Scan the data for lines with "其他电子" and report the count by itself.

[Website and app data records]
*** Begin section ***
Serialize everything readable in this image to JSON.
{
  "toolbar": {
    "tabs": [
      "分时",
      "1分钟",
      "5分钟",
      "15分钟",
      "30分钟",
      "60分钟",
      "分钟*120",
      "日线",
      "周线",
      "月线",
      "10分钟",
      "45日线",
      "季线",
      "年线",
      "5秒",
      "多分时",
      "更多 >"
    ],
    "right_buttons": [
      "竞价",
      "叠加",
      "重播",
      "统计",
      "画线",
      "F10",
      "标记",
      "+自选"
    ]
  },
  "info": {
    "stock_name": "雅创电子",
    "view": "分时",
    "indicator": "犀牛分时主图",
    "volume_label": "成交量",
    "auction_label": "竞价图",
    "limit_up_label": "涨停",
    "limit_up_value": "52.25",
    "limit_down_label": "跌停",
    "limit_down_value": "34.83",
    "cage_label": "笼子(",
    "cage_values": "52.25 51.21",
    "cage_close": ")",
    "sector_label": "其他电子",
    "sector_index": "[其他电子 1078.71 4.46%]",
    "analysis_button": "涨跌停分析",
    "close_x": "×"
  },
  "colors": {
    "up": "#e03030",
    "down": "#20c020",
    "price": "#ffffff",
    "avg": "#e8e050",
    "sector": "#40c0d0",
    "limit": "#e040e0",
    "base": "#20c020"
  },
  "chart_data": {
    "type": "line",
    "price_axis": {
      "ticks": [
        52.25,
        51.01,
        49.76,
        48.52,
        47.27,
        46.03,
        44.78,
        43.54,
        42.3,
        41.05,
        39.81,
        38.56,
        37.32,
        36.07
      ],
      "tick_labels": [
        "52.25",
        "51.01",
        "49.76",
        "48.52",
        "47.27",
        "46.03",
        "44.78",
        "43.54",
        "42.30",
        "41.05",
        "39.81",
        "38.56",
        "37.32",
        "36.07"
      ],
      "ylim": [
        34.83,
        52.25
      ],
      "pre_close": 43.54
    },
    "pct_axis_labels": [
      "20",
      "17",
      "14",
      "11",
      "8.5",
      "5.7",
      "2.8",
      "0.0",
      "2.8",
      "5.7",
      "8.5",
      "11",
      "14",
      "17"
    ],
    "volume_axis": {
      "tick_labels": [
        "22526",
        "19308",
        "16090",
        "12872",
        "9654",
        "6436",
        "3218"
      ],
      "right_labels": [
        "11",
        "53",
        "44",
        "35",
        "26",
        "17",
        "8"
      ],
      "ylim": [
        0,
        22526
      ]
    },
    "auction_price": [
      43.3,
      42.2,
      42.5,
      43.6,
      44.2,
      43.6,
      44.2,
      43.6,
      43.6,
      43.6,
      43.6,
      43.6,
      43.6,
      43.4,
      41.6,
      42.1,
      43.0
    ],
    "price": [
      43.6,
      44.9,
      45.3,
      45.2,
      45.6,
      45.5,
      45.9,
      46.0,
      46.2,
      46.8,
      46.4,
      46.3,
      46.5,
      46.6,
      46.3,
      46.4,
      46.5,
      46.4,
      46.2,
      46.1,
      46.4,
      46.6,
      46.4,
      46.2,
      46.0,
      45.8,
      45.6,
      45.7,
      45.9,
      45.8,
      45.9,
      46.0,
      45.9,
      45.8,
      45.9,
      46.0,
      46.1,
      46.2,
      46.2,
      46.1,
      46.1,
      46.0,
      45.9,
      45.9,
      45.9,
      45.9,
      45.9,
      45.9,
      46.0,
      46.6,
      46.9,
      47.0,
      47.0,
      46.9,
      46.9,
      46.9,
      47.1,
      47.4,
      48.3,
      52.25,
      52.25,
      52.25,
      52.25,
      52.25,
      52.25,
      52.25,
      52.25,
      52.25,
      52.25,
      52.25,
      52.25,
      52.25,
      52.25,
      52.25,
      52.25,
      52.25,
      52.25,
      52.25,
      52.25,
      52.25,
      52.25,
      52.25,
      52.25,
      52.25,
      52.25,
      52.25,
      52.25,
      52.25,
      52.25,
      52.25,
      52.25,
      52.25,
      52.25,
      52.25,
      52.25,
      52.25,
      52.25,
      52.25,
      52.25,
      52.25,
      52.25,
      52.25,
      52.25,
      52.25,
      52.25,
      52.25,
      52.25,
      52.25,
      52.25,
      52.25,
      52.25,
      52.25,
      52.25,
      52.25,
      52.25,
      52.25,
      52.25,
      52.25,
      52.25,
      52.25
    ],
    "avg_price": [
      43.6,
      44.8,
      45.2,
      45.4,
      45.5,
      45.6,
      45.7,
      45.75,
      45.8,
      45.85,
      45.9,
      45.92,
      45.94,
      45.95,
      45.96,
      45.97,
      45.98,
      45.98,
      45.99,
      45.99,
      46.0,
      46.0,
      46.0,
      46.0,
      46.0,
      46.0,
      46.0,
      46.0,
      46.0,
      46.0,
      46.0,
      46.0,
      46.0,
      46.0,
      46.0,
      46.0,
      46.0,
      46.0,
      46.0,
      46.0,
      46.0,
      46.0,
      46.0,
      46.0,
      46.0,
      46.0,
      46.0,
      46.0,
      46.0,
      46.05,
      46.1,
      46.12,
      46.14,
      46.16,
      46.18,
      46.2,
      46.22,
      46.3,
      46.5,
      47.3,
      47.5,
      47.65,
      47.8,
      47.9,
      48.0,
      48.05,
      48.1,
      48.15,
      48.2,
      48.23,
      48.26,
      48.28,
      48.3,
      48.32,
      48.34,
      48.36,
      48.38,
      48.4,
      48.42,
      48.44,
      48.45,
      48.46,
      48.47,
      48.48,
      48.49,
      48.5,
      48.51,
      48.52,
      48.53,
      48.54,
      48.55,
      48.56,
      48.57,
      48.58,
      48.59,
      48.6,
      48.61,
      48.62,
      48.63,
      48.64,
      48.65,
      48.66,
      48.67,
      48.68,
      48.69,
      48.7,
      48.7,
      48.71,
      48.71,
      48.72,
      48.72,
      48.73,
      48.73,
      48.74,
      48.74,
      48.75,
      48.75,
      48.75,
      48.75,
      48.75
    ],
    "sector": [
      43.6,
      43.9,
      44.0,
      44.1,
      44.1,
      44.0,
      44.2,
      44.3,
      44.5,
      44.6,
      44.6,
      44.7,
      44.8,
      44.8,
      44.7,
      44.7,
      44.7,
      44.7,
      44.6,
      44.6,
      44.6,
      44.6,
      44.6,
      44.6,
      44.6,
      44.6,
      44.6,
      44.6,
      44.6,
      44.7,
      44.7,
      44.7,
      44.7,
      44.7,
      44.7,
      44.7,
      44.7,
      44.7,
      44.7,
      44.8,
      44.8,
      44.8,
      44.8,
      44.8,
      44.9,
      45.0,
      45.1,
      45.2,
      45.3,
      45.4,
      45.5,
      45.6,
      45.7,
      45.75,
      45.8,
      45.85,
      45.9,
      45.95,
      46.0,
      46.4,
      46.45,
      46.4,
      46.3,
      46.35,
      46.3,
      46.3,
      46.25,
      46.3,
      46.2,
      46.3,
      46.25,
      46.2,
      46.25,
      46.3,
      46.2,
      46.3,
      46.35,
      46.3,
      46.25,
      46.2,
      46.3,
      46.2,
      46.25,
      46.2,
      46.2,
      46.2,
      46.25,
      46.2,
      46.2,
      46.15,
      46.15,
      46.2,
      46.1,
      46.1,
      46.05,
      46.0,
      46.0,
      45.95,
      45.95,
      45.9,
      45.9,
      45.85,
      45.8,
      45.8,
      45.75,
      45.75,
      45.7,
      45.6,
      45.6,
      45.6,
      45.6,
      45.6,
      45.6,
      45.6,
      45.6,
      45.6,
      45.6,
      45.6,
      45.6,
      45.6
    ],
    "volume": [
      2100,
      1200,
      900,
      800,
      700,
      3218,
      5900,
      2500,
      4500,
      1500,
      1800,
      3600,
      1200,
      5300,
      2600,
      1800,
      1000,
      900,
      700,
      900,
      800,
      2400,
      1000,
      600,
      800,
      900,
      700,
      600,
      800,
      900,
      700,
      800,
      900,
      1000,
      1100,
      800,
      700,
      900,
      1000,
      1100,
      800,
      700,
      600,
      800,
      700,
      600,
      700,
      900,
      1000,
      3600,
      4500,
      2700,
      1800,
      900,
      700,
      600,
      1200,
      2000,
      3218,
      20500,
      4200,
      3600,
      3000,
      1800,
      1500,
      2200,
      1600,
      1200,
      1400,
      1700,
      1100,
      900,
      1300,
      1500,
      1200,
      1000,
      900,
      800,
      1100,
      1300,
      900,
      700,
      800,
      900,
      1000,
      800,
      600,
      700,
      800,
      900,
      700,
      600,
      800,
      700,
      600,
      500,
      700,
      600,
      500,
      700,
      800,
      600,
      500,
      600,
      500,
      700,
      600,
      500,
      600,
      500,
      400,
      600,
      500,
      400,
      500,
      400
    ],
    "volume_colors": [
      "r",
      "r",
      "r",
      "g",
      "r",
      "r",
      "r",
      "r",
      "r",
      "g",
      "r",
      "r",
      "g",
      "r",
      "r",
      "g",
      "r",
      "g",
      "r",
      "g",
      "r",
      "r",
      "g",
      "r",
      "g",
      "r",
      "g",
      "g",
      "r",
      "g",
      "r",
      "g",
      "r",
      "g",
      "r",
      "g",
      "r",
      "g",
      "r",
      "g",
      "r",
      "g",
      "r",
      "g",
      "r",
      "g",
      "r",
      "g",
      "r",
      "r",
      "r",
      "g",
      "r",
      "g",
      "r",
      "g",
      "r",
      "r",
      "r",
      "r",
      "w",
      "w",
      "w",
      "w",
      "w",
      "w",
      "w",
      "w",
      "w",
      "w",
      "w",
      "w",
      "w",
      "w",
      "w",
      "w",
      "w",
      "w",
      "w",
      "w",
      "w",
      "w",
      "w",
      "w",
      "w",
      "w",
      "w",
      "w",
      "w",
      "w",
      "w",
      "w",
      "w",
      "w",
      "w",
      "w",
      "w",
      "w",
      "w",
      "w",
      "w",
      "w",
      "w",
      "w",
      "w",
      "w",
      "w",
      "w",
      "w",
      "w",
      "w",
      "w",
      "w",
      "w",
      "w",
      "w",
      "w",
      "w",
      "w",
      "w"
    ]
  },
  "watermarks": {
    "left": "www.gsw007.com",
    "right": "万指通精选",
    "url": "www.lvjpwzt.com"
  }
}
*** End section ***
- _Exercise result_: 2